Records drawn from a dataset
---------------

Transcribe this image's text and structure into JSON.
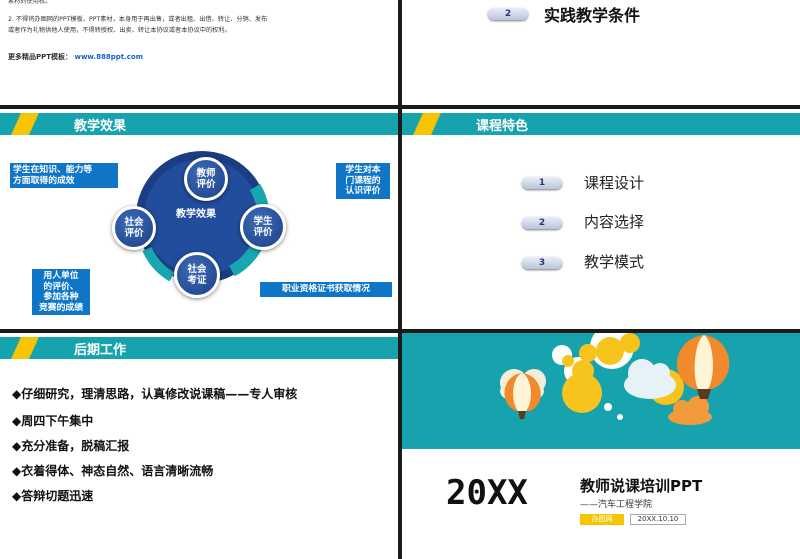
{
  "top_left": {
    "lines": [
      "2. 不得将办图网的PPT模板、PPT素材，本身用于再出售，或者出租、出借、转让、分销、发布",
      "或者作为礼物供他人使用，不得转授权、出卖、转让本协议或者本协议中的权利。"
    ],
    "more_label": "更多精品PPT模板：",
    "more_link": "www.888ppt.com"
  },
  "top_right": {
    "number": "2",
    "label": "实践教学条件"
  },
  "mid_left": {
    "title": "教学效果",
    "center": "教学效果",
    "nodes": {
      "teacher": "教师\n评价",
      "student": "学生\n评价",
      "social1": "社会\n评价",
      "social2": "社会\n考证"
    },
    "bubbles": {
      "top_left": "学生在知识、能力等\n方面取得的成效",
      "top_right": "学生对本\n门课程的\n认识评价",
      "bottom_left": "用人单位\n的评价、\n参加各种\n竞赛的成绩",
      "bottom_right": "职业资格证书获取情况"
    }
  },
  "mid_right": {
    "title": "课程特色",
    "items": [
      {
        "num": "1",
        "label": "课程设计"
      },
      {
        "num": "2",
        "label": "内容选择"
      },
      {
        "num": "3",
        "label": "教学模式"
      }
    ]
  },
  "bot_left": {
    "title": "后期工作",
    "items": [
      "◆仔细研究，理清思路，认真修改说课稿——专人审核",
      "◆周四下午集中",
      "◆充分准备，脱稿汇报",
      "◆衣着得体、神态自然、语言清晰流畅",
      "◆答辩切题迅速"
    ]
  },
  "bot_right": {
    "year": "20XX",
    "title": "教师说课培训PPT",
    "subtitle": "——汽车工程学院",
    "tag": "办图网",
    "date": "20XX.10.10"
  },
  "colors": {
    "teal": "#17a3ad",
    "yellow": "#f6c400",
    "blue": "#0f76c7"
  }
}
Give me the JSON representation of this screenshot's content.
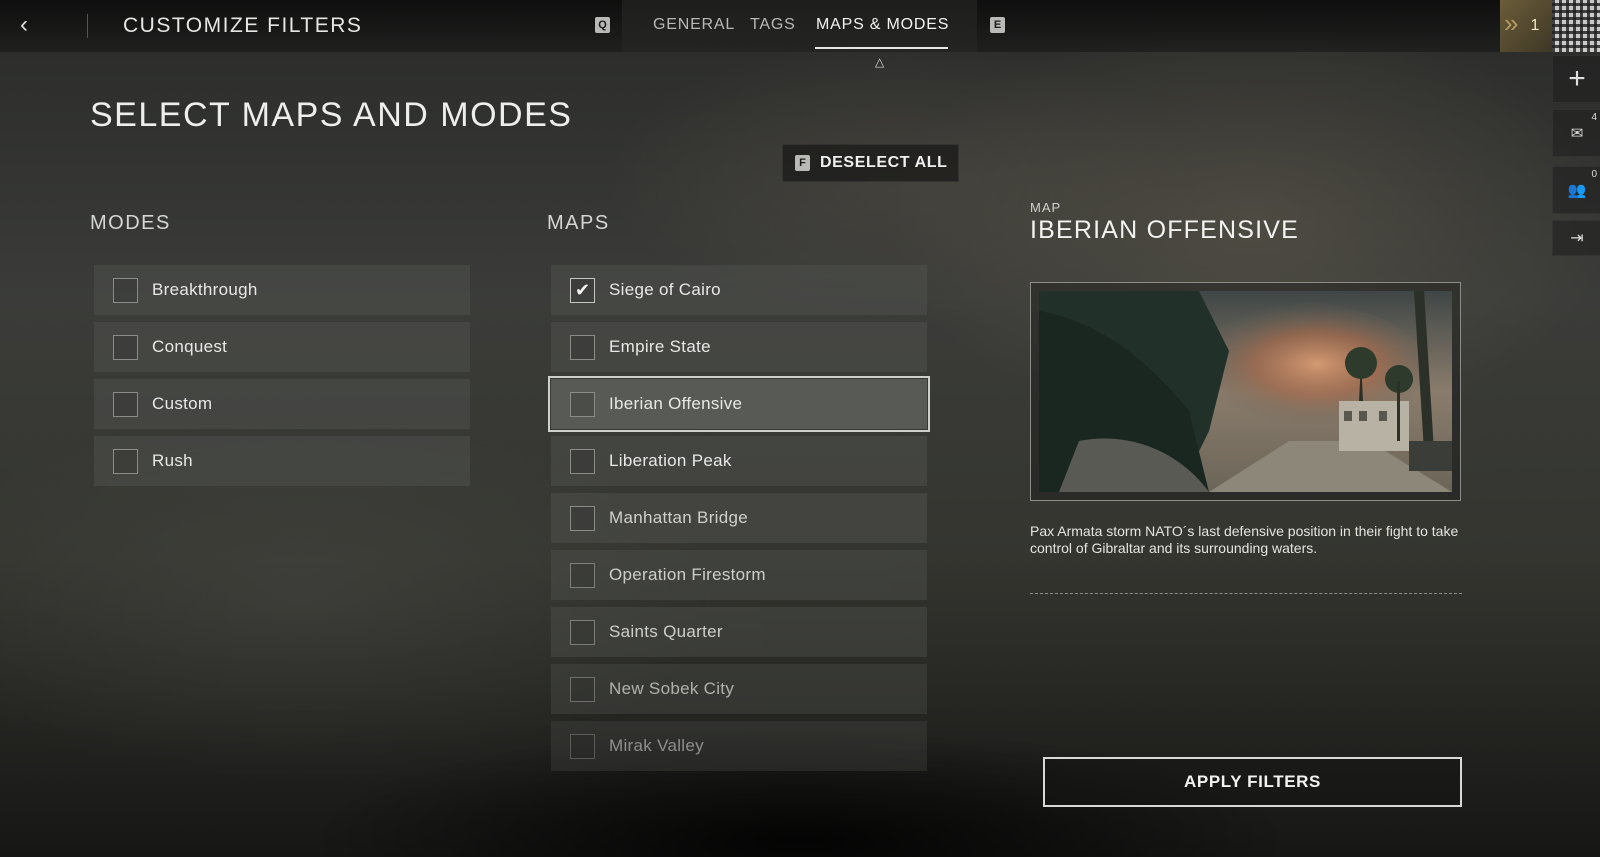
{
  "header": {
    "title": "CUSTOMIZE FILTERS",
    "prev_key": "Q",
    "next_key": "E",
    "tabs": [
      {
        "label": "GENERAL",
        "active": false
      },
      {
        "label": "TAGS",
        "active": false
      },
      {
        "label": "MAPS & MODES",
        "active": true
      }
    ],
    "rank": "1"
  },
  "sidebar": {
    "messages_count": "4",
    "friends_count": "0"
  },
  "main": {
    "title": "SELECT MAPS AND MODES",
    "deselect": {
      "key": "F",
      "label": "DESELECT ALL"
    },
    "modes": {
      "heading": "MODES",
      "items": [
        {
          "label": "Breakthrough",
          "checked": false
        },
        {
          "label": "Conquest",
          "checked": false
        },
        {
          "label": "Custom",
          "checked": false
        },
        {
          "label": "Rush",
          "checked": false
        }
      ]
    },
    "maps": {
      "heading": "MAPS",
      "items": [
        {
          "label": "Siege of Cairo",
          "checked": true
        },
        {
          "label": "Empire State",
          "checked": false
        },
        {
          "label": "Iberian Offensive",
          "checked": false,
          "focused": true
        },
        {
          "label": "Liberation Peak",
          "checked": false
        },
        {
          "label": "Manhattan Bridge",
          "checked": false
        },
        {
          "label": "Operation Firestorm",
          "checked": false
        },
        {
          "label": "Saints Quarter",
          "checked": false
        },
        {
          "label": "New Sobek City",
          "checked": false
        },
        {
          "label": "Mirak Valley",
          "checked": false
        }
      ]
    }
  },
  "detail": {
    "kicker": "MAP",
    "title": "IBERIAN OFFENSIVE",
    "description": "Pax Armata storm NATO´s last defensive position in their fight to take control of Gibraltar and its surrounding waters."
  },
  "footer": {
    "apply_label": "APPLY FILTERS"
  },
  "colors": {
    "accent": "#d8d8d6",
    "row_bg": "#4e504c",
    "rank_gold": "#b49a5c"
  }
}
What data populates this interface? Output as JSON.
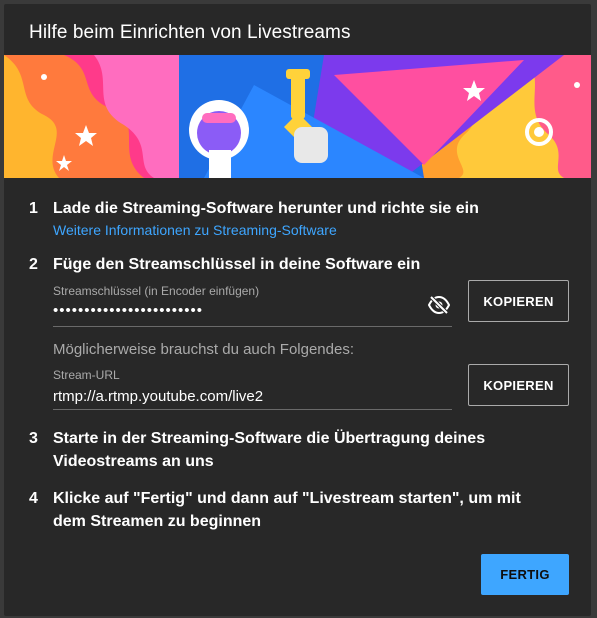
{
  "dialog": {
    "title": "Hilfe beim Einrichten von Livestreams"
  },
  "steps": [
    {
      "number": "1",
      "text": "Lade die Streaming-Software herunter und richte sie ein",
      "link": "Weitere Informationen zu Streaming-Software"
    },
    {
      "number": "2",
      "text": "Füge den Streamschlüssel in deine Software ein",
      "key_label": "Streamschlüssel (in Encoder einfügen)",
      "key_value": "••••••••••••••••••••••••",
      "copy_key_label": "KOPIEREN",
      "hint": "Möglicherweise brauchst du auch Folgendes:",
      "url_label": "Stream-URL",
      "url_value": "rtmp://a.rtmp.youtube.com/live2",
      "copy_url_label": "KOPIEREN"
    },
    {
      "number": "3",
      "text_line1": "Starte in der Streaming-Software die Übertragung deines",
      "text_line2": "Videostreams an uns"
    },
    {
      "number": "4",
      "text_line1": "Klicke auf \"Fertig\" und dann auf \"Livestream starten\", um mit",
      "text_line2": "dem Streamen zu beginnen"
    }
  ],
  "footer": {
    "done_label": "FERTIG"
  },
  "colors": {
    "dialog_bg": "#282828",
    "accent": "#3ea6ff",
    "muted_text": "#aaaaaa"
  },
  "icons": {
    "visibility": "eye-off-icon"
  }
}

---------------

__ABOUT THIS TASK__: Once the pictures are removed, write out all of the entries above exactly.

__RESPONSE__:
Transcribe this image's text and structure into JSON.
{
  "top_left": {
    "lines": [
      "2. 不得将办图网的PPT模板、PPT素材，本身用于再出售，或者出租、出借、转让、分销、发布",
      "或者作为礼物供他人使用，不得转授权、出卖、转让本协议或者本协议中的权利。"
    ],
    "more_label": "更多精品PPT模板：",
    "more_link": "www.888ppt.com"
  },
  "top_right": {
    "number": "2",
    "label": "实践教学条件"
  },
  "mid_left": {
    "title": "教学效果",
    "center": "教学效果",
    "nodes": {
      "teacher": "教师\n评价",
      "student": "学生\n评价",
      "social1": "社会\n评价",
      "social2": "社会\n考证"
    },
    "bubbles": {
      "top_left": "学生在知识、能力等\n方面取得的成效",
      "top_right": "学生对本\n门课程的\n认识评价",
      "bottom_left": "用人单位\n的评价、\n参加各种\n竞赛的成绩",
      "bottom_right": "职业资格证书获取情况"
    }
  },
  "mid_right": {
    "title": "课程特色",
    "items": [
      {
        "num": "1",
        "label": "课程设计"
      },
      {
        "num": "2",
        "label": "内容选择"
      },
      {
        "num": "3",
        "label": "教学模式"
      }
    ]
  },
  "bot_left": {
    "title": "后期工作",
    "items": [
      "◆仔细研究，理清思路，认真修改说课稿——专人审核",
      "◆周四下午集中",
      "◆充分准备，脱稿汇报",
      "◆衣着得体、神态自然、语言清晰流畅",
      "◆答辩切题迅速"
    ]
  },
  "bot_right": {
    "year": "20XX",
    "title": "教师说课培训PPT",
    "subtitle": "——汽车工程学院",
    "tag": "办图网",
    "date": "20XX.10.10"
  },
  "colors": {
    "teal": "#17a3ad",
    "yellow": "#f6c400",
    "blue": "#0f76c7"
  }
}
Give me the JSON representation of this screenshot's content.
{
  "header": {
    "title": "CUSTOMIZE FILTERS",
    "prev_key": "Q",
    "next_key": "E",
    "tabs": [
      {
        "label": "GENERAL",
        "active": false
      },
      {
        "label": "TAGS",
        "active": false
      },
      {
        "label": "MAPS & MODES",
        "active": true
      }
    ],
    "rank": "1"
  },
  "sidebar": {
    "messages_count": "4",
    "friends_count": "0"
  },
  "main": {
    "title": "SELECT MAPS AND MODES",
    "deselect": {
      "key": "F",
      "label": "DESELECT ALL"
    },
    "modes": {
      "heading": "MODES",
      "items": [
        {
          "label": "Breakthrough",
          "checked": false
        },
        {
          "label": "Conquest",
          "checked": false
        },
        {
          "label": "Custom",
          "checked": false
        },
        {
          "label": "Rush",
          "checked": false
        }
      ]
    },
    "maps": {
      "heading": "MAPS",
      "items": [
        {
          "label": "Siege of Cairo",
          "checked": true
        },
        {
          "label": "Empire State",
          "checked": false
        },
        {
          "label": "Iberian Offensive",
          "checked": false,
          "focused": true
        },
        {
          "label": "Liberation Peak",
          "checked": false
        },
        {
          "label": "Manhattan Bridge",
          "checked": false
        },
        {
          "label": "Operation Firestorm",
          "checked": false
        },
        {
          "label": "Saints Quarter",
          "checked": false
        },
        {
          "label": "New Sobek City",
          "checked": false
        },
        {
          "label": "Mirak Valley",
          "checked": false
        }
      ]
    }
  },
  "detail": {
    "kicker": "MAP",
    "title": "IBERIAN OFFENSIVE",
    "description": "Pax Armata storm NATO´s last defensive position in their fight to take control of Gibraltar and its surrounding waters."
  },
  "footer": {
    "apply_label": "APPLY FILTERS"
  },
  "colors": {
    "accent": "#d8d8d6",
    "row_bg": "#4e504c",
    "rank_gold": "#b49a5c"
  }
}
What data populates this interface? Output as JSON.
{
  "dialog": {
    "title": "Hilfe beim Einrichten von Livestreams"
  },
  "steps": [
    {
      "number": "1",
      "text": "Lade die Streaming-Software herunter und richte sie ein",
      "link": "Weitere Informationen zu Streaming-Software"
    },
    {
      "number": "2",
      "text": "Füge den Streamschlüssel in deine Software ein",
      "key_label": "Streamschlüssel (in Encoder einfügen)",
      "key_value": "••••••••••••••••••••••••",
      "copy_key_label": "KOPIEREN",
      "hint": "Möglicherweise brauchst du auch Folgendes:",
      "url_label": "Stream-URL",
      "url_value": "rtmp://a.rtmp.youtube.com/live2",
      "copy_url_label": "KOPIEREN"
    },
    {
      "number": "3",
      "text_line1": "Starte in der Streaming-Software die Übertragung deines",
      "text_line2": "Videostreams an uns"
    },
    {
      "number": "4",
      "text_line1": "Klicke auf \"Fertig\" und dann auf \"Livestream starten\", um mit",
      "text_line2": "dem Streamen zu beginnen"
    }
  ],
  "footer": {
    "done_label": "FERTIG"
  },
  "colors": {
    "dialog_bg": "#282828",
    "accent": "#3ea6ff",
    "muted_text": "#aaaaaa"
  },
  "icons": {
    "visibility": "eye-off-icon"
  }
}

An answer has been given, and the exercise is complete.